What is expected: Would you repeat each of the lines below exactly?

(Data about app and page elements)
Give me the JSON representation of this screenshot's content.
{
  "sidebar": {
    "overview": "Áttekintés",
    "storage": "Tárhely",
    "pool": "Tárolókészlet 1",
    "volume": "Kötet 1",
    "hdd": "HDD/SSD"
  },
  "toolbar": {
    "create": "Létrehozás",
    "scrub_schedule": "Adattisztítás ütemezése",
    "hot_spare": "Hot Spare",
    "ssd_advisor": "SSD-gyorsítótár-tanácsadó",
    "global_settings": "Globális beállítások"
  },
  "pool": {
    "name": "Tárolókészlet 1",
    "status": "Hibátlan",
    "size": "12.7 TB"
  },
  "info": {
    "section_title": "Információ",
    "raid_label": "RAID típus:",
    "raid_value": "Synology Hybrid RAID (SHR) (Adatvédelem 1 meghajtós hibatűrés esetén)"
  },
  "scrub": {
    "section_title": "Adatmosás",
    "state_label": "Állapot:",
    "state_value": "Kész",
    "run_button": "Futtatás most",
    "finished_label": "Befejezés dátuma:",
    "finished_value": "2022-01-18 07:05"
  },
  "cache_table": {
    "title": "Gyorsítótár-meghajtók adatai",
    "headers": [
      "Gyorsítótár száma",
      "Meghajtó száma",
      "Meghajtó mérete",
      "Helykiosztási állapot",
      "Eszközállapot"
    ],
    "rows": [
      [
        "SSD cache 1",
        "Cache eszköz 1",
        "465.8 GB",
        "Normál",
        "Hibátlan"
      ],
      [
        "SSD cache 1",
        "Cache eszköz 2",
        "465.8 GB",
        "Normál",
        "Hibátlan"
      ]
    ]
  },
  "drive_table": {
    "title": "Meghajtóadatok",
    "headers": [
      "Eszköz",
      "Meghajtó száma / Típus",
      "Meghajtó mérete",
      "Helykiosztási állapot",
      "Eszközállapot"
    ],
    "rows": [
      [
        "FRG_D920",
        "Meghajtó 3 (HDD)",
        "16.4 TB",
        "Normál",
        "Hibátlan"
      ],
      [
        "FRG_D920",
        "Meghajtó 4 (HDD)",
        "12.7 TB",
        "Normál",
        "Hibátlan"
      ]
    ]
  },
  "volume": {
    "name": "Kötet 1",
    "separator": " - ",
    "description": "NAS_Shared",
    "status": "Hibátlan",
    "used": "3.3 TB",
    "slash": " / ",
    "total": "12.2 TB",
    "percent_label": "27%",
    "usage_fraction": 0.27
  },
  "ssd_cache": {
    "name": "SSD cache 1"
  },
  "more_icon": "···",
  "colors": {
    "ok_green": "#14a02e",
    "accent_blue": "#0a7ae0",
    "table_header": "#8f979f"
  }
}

Solution to this task:
Give me the JSON representation of this screenshot's content.
{
  "sidebar": {
    "overview": "Áttekintés",
    "storage": "Tárhely",
    "pool": "Tárolókészlet 1",
    "volume": "Kötet 1",
    "hdd": "HDD/SSD"
  },
  "toolbar": {
    "create": "Létrehozás",
    "scrub_schedule": "Adattisztítás ütemezése",
    "hot_spare": "Hot Spare",
    "ssd_advisor": "SSD-gyorsítótár-tanácsadó",
    "global_settings": "Globális beállítások"
  },
  "pool": {
    "name": "Tárolókészlet 1",
    "status": "Hibátlan",
    "size": "12.7 TB"
  },
  "info": {
    "section_title": "Információ",
    "raid_label": "RAID típus:",
    "raid_value": "Synology Hybrid RAID (SHR) (Adatvédelem 1 meghajtós hibatűrés esetén)"
  },
  "scrub": {
    "section_title": "Adatmosás",
    "state_label": "Állapot:",
    "state_value": "Kész",
    "run_button": "Futtatás most",
    "finished_label": "Befejezés dátuma:",
    "finished_value": "2022-01-18 07:05"
  },
  "cache_table": {
    "title": "Gyorsítótár-meghajtók adatai",
    "headers": [
      "Gyorsítótár száma",
      "Meghajtó száma",
      "Meghajtó mérete",
      "Helykiosztási állapot",
      "Eszközállapot"
    ],
    "rows": [
      [
        "SSD cache 1",
        "Cache eszköz 1",
        "465.8 GB",
        "Normál",
        "Hibátlan"
      ],
      [
        "SSD cache 1",
        "Cache eszköz 2",
        "465.8 GB",
        "Normál",
        "Hibátlan"
      ]
    ]
  },
  "drive_table": {
    "title": "Meghajtóadatok",
    "headers": [
      "Eszköz",
      "Meghajtó száma / Típus",
      "Meghajtó mérete",
      "Helykiosztási állapot",
      "Eszközállapot"
    ],
    "rows": [
      [
        "FRG_D920",
        "Meghajtó 3 (HDD)",
        "16.4 TB",
        "Normál",
        "Hibátlan"
      ],
      [
        "FRG_D920",
        "Meghajtó 4 (HDD)",
        "12.7 TB",
        "Normál",
        "Hibátlan"
      ]
    ]
  },
  "volume": {
    "name": "Kötet 1",
    "separator": " - ",
    "description": "NAS_Shared",
    "status": "Hibátlan",
    "used": "3.3 TB",
    "slash": " / ",
    "total": "12.2 TB",
    "percent_label": "27%",
    "usage_fraction": 0.27
  },
  "ssd_cache": {
    "name": "SSD cache 1"
  },
  "more_icon": "···",
  "colors": {
    "ok_green": "#14a02e",
    "accent_blue": "#0a7ae0",
    "table_header": "#8f979f"
  }
}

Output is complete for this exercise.